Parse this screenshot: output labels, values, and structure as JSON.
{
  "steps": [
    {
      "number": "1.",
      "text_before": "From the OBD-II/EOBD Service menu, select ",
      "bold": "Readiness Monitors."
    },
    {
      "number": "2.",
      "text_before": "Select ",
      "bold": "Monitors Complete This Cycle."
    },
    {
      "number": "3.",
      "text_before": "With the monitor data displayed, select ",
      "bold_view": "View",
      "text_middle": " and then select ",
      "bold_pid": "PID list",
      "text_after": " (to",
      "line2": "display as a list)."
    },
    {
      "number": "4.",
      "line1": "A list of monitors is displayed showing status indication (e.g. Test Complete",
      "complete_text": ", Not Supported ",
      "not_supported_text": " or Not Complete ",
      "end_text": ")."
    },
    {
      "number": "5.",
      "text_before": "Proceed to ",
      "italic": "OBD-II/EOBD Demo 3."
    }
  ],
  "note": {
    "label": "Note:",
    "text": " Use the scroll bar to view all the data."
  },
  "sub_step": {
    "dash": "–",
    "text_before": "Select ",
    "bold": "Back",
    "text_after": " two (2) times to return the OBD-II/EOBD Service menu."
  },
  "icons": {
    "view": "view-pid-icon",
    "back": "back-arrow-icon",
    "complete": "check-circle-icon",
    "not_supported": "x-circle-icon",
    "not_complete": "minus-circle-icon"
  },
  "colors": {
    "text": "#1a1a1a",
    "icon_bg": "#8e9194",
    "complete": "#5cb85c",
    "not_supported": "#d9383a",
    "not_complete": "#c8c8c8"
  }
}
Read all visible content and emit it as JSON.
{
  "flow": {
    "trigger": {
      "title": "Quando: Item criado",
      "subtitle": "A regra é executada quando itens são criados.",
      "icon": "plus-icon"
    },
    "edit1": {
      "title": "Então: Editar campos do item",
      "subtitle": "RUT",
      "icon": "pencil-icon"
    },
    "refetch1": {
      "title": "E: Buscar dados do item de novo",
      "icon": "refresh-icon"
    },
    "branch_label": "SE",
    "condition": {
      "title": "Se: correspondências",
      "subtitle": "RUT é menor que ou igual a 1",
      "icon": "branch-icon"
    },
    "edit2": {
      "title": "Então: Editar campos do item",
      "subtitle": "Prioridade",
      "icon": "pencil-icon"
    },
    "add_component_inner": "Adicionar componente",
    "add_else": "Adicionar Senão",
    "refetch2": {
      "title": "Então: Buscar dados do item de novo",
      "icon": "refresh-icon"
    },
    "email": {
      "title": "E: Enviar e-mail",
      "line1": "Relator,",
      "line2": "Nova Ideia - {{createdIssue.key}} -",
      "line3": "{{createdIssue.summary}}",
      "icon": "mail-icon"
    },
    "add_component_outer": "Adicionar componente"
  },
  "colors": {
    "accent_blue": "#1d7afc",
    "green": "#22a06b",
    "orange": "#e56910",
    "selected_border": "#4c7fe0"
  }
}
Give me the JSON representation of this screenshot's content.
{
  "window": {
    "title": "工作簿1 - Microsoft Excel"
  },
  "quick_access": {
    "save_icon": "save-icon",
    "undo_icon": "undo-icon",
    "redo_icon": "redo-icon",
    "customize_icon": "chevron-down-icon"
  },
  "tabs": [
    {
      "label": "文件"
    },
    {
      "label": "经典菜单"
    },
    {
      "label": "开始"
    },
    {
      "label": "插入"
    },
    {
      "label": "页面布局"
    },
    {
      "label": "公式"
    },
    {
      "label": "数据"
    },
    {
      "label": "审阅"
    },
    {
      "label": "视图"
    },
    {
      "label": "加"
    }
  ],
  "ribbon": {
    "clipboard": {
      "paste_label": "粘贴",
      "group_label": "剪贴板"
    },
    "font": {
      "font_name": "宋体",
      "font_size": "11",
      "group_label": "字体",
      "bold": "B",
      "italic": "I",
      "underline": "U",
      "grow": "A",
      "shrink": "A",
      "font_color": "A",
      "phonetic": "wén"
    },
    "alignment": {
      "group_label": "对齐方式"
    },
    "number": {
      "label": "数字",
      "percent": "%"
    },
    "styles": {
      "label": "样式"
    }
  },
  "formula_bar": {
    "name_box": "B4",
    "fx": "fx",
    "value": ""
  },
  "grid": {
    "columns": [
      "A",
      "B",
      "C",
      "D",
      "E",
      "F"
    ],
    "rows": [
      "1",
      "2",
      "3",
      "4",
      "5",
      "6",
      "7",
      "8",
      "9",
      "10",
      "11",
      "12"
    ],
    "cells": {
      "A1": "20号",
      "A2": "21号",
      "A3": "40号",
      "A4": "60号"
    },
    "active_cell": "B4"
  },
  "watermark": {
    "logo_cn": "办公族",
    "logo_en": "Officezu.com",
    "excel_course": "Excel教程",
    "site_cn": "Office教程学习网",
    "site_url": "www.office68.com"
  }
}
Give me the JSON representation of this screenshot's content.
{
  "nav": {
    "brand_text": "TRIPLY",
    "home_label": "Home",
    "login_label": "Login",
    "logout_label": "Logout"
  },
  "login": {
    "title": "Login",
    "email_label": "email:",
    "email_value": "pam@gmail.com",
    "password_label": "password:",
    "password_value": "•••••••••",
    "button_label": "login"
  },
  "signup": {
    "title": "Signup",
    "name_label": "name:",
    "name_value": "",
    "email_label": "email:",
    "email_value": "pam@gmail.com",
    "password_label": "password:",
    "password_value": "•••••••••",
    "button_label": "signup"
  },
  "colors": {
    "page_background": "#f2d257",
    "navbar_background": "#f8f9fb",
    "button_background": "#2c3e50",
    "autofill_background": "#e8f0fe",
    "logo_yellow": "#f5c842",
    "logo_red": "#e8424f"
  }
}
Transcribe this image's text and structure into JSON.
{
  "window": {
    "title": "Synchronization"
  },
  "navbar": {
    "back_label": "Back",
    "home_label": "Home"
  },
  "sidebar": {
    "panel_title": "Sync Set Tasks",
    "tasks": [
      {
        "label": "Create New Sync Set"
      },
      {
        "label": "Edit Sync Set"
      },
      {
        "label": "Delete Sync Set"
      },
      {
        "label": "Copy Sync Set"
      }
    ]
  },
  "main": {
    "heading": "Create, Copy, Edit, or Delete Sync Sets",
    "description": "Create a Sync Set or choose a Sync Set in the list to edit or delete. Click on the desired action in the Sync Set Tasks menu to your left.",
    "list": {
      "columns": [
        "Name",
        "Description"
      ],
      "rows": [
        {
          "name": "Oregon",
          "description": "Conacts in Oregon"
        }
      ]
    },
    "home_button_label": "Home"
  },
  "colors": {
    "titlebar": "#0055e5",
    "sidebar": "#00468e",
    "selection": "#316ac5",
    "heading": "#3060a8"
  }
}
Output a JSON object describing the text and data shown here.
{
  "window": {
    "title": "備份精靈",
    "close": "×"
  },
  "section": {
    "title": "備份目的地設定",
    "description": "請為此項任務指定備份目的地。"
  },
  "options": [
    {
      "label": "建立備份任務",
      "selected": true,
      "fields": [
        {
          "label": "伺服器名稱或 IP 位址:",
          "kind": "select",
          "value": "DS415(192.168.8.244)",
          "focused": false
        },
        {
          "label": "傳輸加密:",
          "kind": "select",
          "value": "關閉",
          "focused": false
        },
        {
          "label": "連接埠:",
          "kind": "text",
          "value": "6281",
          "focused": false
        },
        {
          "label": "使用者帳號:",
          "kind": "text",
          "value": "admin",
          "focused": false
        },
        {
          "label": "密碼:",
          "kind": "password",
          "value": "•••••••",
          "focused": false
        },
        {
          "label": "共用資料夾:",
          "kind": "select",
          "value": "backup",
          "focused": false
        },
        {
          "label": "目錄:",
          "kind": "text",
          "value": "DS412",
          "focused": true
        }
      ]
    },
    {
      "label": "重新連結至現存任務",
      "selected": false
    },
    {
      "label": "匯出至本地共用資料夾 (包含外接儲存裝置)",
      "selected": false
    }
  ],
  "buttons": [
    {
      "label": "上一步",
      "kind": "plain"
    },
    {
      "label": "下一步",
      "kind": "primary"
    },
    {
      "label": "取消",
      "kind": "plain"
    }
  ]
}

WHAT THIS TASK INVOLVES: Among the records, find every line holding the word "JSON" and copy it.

ANSWER TO THIS PROBLEM:
Parse this screenshot: output labels, values, and structure as JSON.
Read all visible content and emit it as JSON.
Give me the JSON representation of this screenshot's content.
Give me the JSON representation of this screenshot's content.
Transcribe this image's text and structure into JSON.
Output a JSON object describing the text and data shown here.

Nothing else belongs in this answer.